After 12 years of training, Rockett earned his black belt under Magno at Street Sports. The hardest challenge, he says, was balancing BJJ with touring as a rock star. Not that he does anything too wild on the road these days. But even if you’re living a fairly quiet rock star life, you’re still away from the gym for months at a time, and it’s impossible to maintain both your cardio and skill that way.

This is part of why he hasn’t competed more. He enjoyed his time at the Pan-Ams in 2010, even though he lost on points, but BJJ competition season was at odds with Poison’s touring season in the earlier part of this decade. As he told JiuJitsuSweep.com on the verge of his band’s massive tour with Motley Crue in 2012:

“I doubt I’ll do this year’s Pan Ams as I have a tour to do very close to that competition. I have a ton on my mind preparing for a tour. If my mind isn’t going to be there, my body won’t be either. There are more competitions around the corner. I get one tour with Poison and Motley Crue! However, I will diet and do the preparation like I’m going there to compete. What I will do is help my fellow students who will be competing with whatever they need and I WILL attend.”

Rockett is also contemplating a future away from competition, and what his continued existence in BJJ will look like over the years. In addition to his own training, which includes BJJ and boxing these days, he’s also helping out his teammates by sponsoring athletes through his company, Rockett Drum Works.


The amazing Renzo Gracie, Renato Magno

A photo posted by Rikki Rockett (@rikkirockett) on

He checks out the occasional Metamoris event. And he’s thinking about coaching. He shared his thought process on that matter with JiuJitsuSweep.com:
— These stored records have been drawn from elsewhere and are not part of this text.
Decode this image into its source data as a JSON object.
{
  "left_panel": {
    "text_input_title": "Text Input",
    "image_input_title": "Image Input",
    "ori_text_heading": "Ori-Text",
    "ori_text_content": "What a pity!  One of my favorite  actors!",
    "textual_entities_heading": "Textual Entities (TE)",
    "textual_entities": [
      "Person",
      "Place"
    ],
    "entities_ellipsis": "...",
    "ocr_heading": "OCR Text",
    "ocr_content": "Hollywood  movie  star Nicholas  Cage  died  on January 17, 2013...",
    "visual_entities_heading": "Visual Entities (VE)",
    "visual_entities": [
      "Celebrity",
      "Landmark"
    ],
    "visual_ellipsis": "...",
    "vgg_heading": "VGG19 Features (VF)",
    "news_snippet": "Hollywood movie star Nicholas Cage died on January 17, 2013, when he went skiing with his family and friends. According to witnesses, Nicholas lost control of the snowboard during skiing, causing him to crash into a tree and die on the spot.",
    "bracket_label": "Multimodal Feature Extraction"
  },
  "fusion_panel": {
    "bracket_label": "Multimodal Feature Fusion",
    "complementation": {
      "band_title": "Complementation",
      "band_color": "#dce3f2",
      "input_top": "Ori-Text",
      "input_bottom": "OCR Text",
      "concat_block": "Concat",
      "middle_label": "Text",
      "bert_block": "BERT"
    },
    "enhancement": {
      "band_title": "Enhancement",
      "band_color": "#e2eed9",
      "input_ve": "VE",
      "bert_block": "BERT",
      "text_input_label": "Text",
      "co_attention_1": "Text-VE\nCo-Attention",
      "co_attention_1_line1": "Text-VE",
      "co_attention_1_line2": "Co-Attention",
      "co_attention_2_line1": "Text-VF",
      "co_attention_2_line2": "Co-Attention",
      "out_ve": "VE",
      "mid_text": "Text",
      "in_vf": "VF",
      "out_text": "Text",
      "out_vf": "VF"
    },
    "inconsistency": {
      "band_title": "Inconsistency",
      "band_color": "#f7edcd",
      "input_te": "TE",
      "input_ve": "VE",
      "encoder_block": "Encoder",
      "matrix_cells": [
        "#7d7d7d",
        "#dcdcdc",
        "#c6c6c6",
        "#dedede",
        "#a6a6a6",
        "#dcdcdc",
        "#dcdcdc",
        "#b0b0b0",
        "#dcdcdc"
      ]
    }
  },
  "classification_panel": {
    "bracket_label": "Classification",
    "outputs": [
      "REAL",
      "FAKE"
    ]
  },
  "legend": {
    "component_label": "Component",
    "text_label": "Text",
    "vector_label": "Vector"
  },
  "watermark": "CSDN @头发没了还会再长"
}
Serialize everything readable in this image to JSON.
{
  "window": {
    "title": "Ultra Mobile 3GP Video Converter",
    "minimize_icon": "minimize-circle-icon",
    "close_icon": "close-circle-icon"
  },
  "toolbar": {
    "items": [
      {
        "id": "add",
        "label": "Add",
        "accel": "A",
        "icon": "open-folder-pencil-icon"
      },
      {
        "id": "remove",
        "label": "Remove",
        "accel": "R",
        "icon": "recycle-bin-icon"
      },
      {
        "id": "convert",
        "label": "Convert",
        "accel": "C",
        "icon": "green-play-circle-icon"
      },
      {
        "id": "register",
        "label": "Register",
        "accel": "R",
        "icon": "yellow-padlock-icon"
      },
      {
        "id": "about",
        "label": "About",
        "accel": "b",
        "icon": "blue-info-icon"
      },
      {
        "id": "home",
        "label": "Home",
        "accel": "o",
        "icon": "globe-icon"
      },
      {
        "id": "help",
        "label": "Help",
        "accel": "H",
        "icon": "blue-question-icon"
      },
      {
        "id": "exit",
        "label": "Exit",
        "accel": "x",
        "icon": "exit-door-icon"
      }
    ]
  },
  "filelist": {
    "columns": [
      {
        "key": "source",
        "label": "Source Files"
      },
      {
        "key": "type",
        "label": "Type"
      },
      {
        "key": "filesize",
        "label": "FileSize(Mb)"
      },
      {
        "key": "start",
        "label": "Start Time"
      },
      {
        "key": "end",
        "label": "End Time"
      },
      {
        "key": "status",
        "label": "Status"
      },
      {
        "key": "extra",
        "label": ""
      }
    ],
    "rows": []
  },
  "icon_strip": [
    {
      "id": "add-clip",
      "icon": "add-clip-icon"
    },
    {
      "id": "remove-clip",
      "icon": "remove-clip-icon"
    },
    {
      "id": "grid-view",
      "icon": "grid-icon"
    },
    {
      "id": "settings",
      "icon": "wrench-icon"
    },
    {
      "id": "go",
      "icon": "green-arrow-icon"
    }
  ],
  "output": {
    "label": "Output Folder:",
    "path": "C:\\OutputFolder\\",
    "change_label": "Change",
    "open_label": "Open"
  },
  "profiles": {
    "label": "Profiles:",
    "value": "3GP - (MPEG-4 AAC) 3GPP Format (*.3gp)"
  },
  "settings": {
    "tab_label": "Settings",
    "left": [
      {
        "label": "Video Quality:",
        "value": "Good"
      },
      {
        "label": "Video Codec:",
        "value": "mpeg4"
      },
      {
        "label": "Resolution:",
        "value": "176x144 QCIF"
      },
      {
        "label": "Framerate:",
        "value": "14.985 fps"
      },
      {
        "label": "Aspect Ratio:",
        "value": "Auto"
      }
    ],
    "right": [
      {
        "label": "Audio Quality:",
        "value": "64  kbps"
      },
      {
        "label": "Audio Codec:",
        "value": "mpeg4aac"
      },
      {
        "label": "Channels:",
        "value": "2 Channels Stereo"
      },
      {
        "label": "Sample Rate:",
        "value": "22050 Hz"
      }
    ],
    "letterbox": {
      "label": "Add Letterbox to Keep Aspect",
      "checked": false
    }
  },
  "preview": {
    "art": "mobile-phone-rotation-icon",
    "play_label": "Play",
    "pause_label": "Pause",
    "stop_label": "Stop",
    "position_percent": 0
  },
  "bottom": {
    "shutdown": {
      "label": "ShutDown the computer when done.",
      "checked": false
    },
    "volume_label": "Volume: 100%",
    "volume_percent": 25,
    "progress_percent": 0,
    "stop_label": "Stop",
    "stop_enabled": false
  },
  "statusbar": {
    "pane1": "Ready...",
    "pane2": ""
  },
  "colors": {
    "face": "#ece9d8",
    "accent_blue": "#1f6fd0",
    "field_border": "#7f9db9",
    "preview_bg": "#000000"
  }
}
“Ya know, last year I thought to myself, I said, ‘Self, you have been training the amount of time equivalent to that of a guy who has his PHD in something, now what are you going to do with it, old man?’ Fact is, I am not going to be a high level Jiu-Jitsu competitor at my age. I am not going to switch over to MMA and compete. Teaching is obviously the next logical step for me. Even though I have had only one competition in Jiu-Jitsu, I have had several when I wrestled in school. Being in front of crowds is natural to me as well. Still, with my wild schedule, how would that work? Well, I have decided that I will start with making people who are in professions like mine feel comfortable on the mat and to realize that you can train regularly without injury. Help them advance themselves in their body, mind and spirit. Direct them to the right coaches for consistent training. Bruce Lee said, ‘To find your true spiritual self, you must first step through the physical door.’ That has been my motto as well. This is true with Jiu-Jitsu, Karate or Yoga. Whatever it is, pushing your body results in transformation of your mind and finally your spirit. It’s part of balancing your life. For me, the more I train, the more balanced I feel. I know that the bizarre pressure that exists in the acting world, music world, etc need to be balanced with an activity like Jiu-Jitsu. It isn’t for everyone, but for those of us who plug into it, there is really nothing that compares!”


Check out these related stories:

Cassius Clay, Here I Come: Bob Dylan and Boxing

David Lee Roth Is The Best Martial Artist in Rock

David Bowie and the Boxing Coach Who Showed Him the Ropes

Don’t Hit Me in the Mouth, I Gotta Play Tonight: Miles Davis and Boxing